“I think I’m doing everything I can do, but at a certain point it requires community commitment. That community commitment is allowing us to carve off that 40 acres out by A1A, which is 25 percent of the course and redeploy the proceeds of that to fix the course,” said Miller.
Essentially two of the holes adjacent to A1A are being planned to be taken out in favor of the continuing care retirement community. To give perspective, the main area of construction will be behind the business centers in Sawgrass Village.
These changes are in limbo due to the deed restriction on the golf course that is active until 2023. Sawgrass Players Club members must vote to remove the deed restriction that states that the property may only be used as a golf course until that time. Miller has presented his proposal to sell and develop the 40 acres in order to generate funds needed to upgrade the golf course and is now awaiting a vote from residents, who belong to nine separate homeowners associations.
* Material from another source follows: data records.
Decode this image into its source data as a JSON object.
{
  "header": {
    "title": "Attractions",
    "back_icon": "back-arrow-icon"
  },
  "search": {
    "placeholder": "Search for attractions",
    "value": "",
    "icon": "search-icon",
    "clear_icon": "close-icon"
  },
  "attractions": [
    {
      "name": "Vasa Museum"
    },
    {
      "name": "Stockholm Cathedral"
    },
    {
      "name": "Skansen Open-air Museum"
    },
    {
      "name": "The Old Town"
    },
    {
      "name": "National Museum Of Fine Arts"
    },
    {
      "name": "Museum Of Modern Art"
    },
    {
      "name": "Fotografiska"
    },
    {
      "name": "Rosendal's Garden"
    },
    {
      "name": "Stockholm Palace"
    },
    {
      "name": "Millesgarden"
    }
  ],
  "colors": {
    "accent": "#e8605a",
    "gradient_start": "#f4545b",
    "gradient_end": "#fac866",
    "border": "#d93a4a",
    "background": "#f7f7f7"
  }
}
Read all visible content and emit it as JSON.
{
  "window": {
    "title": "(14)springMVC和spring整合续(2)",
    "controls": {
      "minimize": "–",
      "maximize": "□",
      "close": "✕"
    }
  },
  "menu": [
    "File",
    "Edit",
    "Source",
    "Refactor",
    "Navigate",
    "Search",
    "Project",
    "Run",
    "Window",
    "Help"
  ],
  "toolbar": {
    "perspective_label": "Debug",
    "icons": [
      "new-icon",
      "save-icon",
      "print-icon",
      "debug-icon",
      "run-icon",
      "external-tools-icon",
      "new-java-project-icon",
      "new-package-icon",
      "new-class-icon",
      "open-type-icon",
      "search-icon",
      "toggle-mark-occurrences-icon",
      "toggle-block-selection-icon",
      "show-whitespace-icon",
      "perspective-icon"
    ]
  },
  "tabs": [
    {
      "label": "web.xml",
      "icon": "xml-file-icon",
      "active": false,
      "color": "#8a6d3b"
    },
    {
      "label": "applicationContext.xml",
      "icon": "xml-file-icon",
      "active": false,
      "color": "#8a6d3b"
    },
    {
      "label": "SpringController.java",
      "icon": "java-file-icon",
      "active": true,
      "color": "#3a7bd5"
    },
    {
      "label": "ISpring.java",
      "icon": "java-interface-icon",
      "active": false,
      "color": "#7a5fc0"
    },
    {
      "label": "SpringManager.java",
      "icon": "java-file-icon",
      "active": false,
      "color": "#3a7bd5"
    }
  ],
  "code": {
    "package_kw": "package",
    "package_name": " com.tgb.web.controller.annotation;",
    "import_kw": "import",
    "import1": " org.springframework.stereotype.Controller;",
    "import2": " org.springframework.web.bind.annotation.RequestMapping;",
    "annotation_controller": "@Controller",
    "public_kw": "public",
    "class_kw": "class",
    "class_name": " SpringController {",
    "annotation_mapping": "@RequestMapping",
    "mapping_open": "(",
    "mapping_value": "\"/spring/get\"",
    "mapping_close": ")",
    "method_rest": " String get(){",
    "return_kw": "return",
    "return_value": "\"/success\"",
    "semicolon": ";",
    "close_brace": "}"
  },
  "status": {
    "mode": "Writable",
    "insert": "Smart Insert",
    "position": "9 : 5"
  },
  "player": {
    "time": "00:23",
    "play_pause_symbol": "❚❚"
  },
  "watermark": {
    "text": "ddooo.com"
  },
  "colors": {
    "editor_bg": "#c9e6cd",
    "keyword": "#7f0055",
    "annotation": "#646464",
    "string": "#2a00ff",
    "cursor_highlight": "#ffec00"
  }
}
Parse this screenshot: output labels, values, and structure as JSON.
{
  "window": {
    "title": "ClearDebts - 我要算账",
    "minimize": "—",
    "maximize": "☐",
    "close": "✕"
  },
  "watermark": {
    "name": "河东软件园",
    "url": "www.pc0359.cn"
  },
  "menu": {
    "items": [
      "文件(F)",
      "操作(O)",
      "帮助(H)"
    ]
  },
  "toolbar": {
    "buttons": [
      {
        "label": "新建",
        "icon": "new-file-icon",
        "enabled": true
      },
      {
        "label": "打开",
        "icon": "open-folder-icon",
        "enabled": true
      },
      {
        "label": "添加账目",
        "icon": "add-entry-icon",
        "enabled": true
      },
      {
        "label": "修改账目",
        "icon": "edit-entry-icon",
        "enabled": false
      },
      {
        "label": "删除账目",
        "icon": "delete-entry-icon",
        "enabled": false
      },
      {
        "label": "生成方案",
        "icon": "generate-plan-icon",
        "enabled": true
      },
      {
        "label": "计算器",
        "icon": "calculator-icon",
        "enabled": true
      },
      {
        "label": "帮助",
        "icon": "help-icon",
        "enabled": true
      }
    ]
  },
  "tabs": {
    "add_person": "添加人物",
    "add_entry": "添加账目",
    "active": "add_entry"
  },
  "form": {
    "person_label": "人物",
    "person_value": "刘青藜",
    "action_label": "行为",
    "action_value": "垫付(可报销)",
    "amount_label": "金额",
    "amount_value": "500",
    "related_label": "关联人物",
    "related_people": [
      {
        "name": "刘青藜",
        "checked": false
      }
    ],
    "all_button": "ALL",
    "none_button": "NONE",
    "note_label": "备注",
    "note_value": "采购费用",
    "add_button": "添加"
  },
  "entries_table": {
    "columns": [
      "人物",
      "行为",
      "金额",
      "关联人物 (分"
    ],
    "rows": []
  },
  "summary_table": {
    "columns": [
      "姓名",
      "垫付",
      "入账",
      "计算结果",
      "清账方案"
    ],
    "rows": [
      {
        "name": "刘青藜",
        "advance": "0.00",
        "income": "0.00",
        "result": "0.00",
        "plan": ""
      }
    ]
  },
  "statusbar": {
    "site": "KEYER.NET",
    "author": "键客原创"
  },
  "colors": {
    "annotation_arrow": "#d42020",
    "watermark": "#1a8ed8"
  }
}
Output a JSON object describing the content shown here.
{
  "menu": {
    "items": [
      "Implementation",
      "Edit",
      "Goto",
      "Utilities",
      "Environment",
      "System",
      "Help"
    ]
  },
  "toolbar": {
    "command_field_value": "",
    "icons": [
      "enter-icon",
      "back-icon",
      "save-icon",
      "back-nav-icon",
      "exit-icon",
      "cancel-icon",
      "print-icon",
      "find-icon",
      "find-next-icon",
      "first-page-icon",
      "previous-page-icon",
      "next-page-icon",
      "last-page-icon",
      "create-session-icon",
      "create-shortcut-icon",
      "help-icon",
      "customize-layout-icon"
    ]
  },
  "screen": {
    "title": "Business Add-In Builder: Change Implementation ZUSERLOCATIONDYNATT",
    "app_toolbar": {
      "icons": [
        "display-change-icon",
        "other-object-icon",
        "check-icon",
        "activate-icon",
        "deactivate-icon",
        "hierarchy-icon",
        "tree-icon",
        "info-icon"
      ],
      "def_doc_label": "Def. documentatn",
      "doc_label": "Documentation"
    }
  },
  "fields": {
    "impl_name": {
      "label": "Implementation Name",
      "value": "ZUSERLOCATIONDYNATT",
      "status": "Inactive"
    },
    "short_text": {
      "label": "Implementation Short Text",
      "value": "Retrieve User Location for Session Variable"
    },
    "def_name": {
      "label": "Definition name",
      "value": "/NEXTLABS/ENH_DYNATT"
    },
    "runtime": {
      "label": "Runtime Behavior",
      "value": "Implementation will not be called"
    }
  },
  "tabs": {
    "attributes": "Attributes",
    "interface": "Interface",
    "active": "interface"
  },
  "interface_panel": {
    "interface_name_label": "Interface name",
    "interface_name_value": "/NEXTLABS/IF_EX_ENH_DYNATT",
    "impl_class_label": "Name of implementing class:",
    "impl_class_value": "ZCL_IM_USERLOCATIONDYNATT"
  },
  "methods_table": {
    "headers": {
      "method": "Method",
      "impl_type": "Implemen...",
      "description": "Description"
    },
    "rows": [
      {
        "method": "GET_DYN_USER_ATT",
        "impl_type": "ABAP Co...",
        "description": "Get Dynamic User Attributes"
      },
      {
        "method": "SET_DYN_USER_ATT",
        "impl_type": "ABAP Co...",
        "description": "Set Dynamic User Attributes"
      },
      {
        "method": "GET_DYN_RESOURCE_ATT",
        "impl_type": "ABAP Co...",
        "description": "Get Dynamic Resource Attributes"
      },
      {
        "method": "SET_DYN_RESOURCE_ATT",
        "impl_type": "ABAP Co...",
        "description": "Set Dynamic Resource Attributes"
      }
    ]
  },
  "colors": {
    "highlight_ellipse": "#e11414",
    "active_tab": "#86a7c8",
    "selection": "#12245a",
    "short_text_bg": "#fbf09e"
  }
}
If residents vote to remove the deed restriction, then the project still needs county approval to become an entitled zone property capable of being developed.
Miller wants to put residents’ minds at ease, although he realizes that he and his company do not yet have the trust of all the homeowners. He has offered to put a percentage of proceeds, or $2 million, from the partial sale in escrow to alleviate fears that the money will not be reinvested in the golf course.
“The choices we all face are simple. Either we carve out the 40 acres and invest in golf course, gaining a reduced but much improved Oak Bridge or if voted down, we have to react to the economics from now until 2023,” Miller said.
If the deed restriction is not removed, Miller believes that Alta Mar has no choice but to shut down the back nine holes immediately and let them go fallow until the deed restriction expires and they can explore selling the entire property.
The club’s website, www.rediscoveroakbridge.com contains updates and background on the project.
Photo courtesy David Miller